Hitchhiking through the Maritimes - and I need a travel partner
I'm a 22-year-old female university student, and soon I'll be heading off for a hitching trip through Atlantic Canada. The plan is to bounce between a couple of WWOOF stints, which allows me to catch my breath, enjoy free lodging and food, meet some farmfolk, volunteer and learn some homesteading skills, and enjoy the scene at a slower pace. When I'm not WWOOF'ing, I want to explore a few of the major Maritime cities and small towns, as well as a couple of nature parks. I might periodically couchsurf.
I'm hoping to travel for about a month, starting in Toronto and ending in St. John's (then coming home). I'm just bringing the basics: a light pack, a sleeping bag, a sleeping pad, a tarp or a tiny tent, three changes of clothes, and a few tools/etc. Since I don't want to hitch after dark, I might have to stealth camp relatively often. But as far as discomforts go, I think it's pretty mild and I kind of enjoy that sort of thing.
I'm leaving on this trip regardless, since I don't mind being alone.
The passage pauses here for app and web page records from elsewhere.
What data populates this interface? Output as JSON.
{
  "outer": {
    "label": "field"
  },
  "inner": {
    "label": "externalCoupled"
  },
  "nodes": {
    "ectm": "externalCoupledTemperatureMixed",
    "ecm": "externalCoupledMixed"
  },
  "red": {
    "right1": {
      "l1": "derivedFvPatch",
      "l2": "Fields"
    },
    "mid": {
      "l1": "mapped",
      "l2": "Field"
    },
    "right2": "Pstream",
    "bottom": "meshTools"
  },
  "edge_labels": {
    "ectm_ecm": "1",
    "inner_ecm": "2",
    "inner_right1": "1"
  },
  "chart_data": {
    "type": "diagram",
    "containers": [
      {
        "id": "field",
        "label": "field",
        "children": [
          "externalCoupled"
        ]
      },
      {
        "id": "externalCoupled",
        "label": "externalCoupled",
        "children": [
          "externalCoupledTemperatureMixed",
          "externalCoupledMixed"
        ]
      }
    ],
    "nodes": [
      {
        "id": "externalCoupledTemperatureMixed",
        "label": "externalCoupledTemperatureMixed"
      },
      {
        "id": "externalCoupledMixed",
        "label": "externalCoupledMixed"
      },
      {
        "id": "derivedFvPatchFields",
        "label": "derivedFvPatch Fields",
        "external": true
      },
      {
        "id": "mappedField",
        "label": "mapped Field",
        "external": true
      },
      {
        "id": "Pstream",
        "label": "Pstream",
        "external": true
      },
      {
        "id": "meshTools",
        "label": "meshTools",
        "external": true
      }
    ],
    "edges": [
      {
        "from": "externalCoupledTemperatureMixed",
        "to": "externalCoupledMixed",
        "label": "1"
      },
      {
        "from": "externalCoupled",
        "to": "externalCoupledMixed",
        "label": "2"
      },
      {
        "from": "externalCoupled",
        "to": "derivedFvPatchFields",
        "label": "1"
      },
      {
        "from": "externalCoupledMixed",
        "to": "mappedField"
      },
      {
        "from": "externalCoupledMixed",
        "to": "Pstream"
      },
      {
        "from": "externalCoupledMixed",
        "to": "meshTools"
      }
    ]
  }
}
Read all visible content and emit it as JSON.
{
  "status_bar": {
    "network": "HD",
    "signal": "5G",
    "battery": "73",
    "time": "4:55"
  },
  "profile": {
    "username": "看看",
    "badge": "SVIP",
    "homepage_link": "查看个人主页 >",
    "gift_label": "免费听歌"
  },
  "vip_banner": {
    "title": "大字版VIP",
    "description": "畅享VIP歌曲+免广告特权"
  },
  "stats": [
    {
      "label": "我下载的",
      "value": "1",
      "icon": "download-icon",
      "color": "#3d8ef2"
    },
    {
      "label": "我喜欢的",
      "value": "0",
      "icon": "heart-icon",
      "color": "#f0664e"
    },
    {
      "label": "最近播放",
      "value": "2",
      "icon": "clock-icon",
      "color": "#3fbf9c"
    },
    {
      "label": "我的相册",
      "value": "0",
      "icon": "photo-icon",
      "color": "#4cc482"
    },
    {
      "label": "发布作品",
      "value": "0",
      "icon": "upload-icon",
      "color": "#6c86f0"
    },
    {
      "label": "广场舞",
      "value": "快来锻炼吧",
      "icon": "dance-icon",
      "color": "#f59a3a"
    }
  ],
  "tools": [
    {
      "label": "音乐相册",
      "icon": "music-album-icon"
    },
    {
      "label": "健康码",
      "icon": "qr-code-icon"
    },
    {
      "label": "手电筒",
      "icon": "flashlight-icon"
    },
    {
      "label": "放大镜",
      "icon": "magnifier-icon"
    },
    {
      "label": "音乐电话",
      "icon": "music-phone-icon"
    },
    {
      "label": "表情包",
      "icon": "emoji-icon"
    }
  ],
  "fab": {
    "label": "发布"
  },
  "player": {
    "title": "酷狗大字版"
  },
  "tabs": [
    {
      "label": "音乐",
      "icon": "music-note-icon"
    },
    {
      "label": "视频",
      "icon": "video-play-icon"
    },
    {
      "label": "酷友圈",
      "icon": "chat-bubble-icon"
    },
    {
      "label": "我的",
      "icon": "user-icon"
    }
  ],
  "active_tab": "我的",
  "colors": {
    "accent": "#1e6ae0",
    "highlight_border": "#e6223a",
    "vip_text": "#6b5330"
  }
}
But it would be much better with a partner. The safety aspect makes me a little nervous, and the experience is more interesting when it's shared (no matter with whom). Waiting a long time for a ride can be especially lonely by yourself, and there are some challenges that are easier shouldered with a partner. And I just wanna be able to nudge someone's elbow and point out something cool.
I'm looking for someone around my age (19-30), but otherwise I'm not picky. As long as you have a positive attitude and don't mind getting a little scuffed up.
How about it? We have roughly a month of summer left! Let's do this.
P.S. I always seem to hear very negative and positive opinions about hitching, with seldom anything in-between. Oddly enough, the warnings and finger-wagging usually come from people who've never hitched and never plan to hitch - while the positive stories come from hitchhikers themselves (many of them solo females, I might add). I know hitching is inherently dangerous because you're putting yourself in a vulnerable position, but I don't think the roads are rife with psychopaths and opportunists. A healthy dose of common sense, vigilance, and a knife/pepper spray as backup are usually enough to keep you safe. And a partner, of course. So c'mon!